There has been a substantial effort to identify what physical properties lead to osmotic blistering. For example, RDH Building Sciences developed its own proprietary osmotic testing program to determine what types of waterproofing materials are likely to develop osmotic blisters. Performance properties including permeability and water absorption are used to predict field performance and the likelihood of osmotic blistering in a waterproofing membrane.
While permeability and absorption values can play a role in the osmotic blistering process, another measurable property plays a critical role in predicting waterproofing performance yet is often overlooked: Adhesion.
Let’s explain why!
How to Prevent Osmotic Blistering: Adhesion
The adhesive bond, or the adhesive strength of a coating, measures the force required to remove a coating from the substrate or surface to which it has been applied. The stronger the adhesive bond the coating has to the surface, the better the coating holds up against the common symptoms of blistering: premature coating failure, delamination, peeling, etc. Waterproofing membranes with adhesion values (90° peel) perform the best in preventing osmotic blistering.
Surface preparation is critical to achieving long-term adhesion, as with all coating applications. Primers can also be used to increase the bond strength for some applications.
Related Article: Concrete Surface Preparation: Preventing Moisture Contamination
While there have been some failures for cold fluid-applied membranes with osmotic blistering, it’s ill-advised to discount all products without first understanding the failure factors.

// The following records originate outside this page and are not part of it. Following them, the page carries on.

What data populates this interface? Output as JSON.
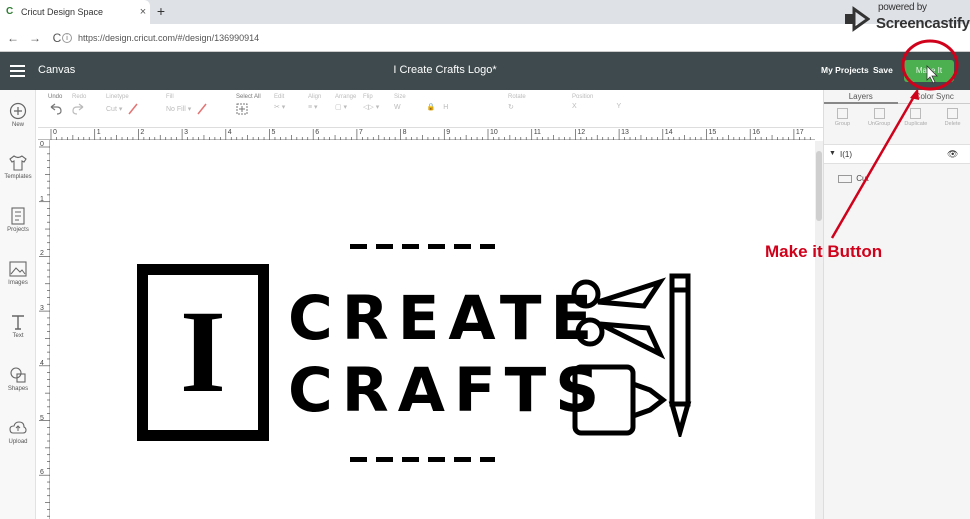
{
  "browser": {
    "tab_title": "Cricut Design Space",
    "tab_close": "×",
    "new_tab": "+",
    "url": "https://design.cricut.com/#/design/136990914",
    "back": "←",
    "forward": "→",
    "reload": "C"
  },
  "watermark": {
    "powered_by": "powered by",
    "brand": "Screencastify"
  },
  "header": {
    "menu_label": "Canvas",
    "project_title": "I Create Crafts Logo*",
    "my_projects": "My Projects",
    "save": "Save",
    "make_it": "Make It"
  },
  "toolbar": {
    "undo": "Undo",
    "redo": "Redo",
    "linetype": "Linetype",
    "linetype_value": "Cut",
    "fill": "Fill",
    "fill_value": "No Fill",
    "select_all": "Select All",
    "edit": "Edit",
    "align": "Align",
    "arrange": "Arrange",
    "flip": "Flip",
    "size": "Size",
    "size_w": "W",
    "size_h": "H",
    "rotate": "Rotate",
    "position": "Position",
    "position_x": "X",
    "position_y": "Y"
  },
  "sidebar": {
    "items": [
      {
        "label": "New",
        "icon": "plus-circle-icon"
      },
      {
        "label": "Templates",
        "icon": "tshirt-icon"
      },
      {
        "label": "Projects",
        "icon": "projects-icon"
      },
      {
        "label": "Images",
        "icon": "image-icon"
      },
      {
        "label": "Text",
        "icon": "text-icon"
      },
      {
        "label": "Shapes",
        "icon": "shapes-icon"
      },
      {
        "label": "Upload",
        "icon": "upload-icon"
      }
    ]
  },
  "layers": {
    "tab_layers": "Layers",
    "tab_color_sync": "Color Sync",
    "tools": [
      "Group",
      "UnGroup",
      "Duplicate",
      "Delete"
    ],
    "group_name": "I(1)",
    "layer_name": "Cut"
  },
  "ruler": {
    "h": [
      "0",
      "1",
      "2",
      "3",
      "4",
      "5",
      "6",
      "7",
      "8",
      "9",
      "10",
      "11",
      "12",
      "13",
      "14",
      "15",
      "16",
      "17"
    ],
    "v": [
      "0",
      "1",
      "2",
      "3",
      "4",
      "5",
      "6"
    ]
  },
  "design": {
    "letter": "I",
    "line1": "CREATE",
    "line2": "CRAFTS"
  },
  "annotation": {
    "label": "Make it Button",
    "color": "#d0021b"
  },
  "colors": {
    "header_bg": "#3e4a4d",
    "make_it_bg": "#4caf50"
  }
}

The likelihood of osmotic blistering correlates to permeability and absorption values; however, we mustn’t forget that proper adhesion to our substrates is an essential factor in preventing osmotic blistering in waterproofing membranes.